Segment Start: SOURCE DATA

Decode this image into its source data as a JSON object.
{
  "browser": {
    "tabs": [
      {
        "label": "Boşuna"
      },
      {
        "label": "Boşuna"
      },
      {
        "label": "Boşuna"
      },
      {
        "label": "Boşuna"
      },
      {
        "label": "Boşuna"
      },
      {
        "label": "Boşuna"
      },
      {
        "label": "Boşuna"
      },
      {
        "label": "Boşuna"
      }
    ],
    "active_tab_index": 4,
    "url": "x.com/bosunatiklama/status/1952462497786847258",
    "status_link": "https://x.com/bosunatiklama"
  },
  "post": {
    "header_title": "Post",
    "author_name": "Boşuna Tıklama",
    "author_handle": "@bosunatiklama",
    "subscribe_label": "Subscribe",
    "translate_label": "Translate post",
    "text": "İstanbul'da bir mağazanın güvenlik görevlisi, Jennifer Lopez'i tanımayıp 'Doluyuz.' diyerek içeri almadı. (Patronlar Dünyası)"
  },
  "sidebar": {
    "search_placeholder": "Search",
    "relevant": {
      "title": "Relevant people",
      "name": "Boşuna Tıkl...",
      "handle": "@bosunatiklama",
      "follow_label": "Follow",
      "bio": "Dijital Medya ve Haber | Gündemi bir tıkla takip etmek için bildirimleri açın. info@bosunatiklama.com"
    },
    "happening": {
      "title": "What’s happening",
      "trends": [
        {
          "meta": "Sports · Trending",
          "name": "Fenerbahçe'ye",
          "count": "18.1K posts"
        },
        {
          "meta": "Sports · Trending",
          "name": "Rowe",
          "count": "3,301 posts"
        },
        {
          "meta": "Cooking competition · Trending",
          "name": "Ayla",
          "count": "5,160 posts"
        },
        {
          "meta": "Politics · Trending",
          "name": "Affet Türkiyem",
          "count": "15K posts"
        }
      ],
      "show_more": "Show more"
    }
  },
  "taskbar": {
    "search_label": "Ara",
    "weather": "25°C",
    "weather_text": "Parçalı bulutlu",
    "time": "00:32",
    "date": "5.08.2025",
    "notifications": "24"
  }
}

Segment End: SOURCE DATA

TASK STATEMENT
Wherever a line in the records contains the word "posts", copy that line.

ANSWER BOX
          "count": "18.1K posts"
          "count": "3,301 posts"
          "count": "5,160 posts"
          "count": "15K posts"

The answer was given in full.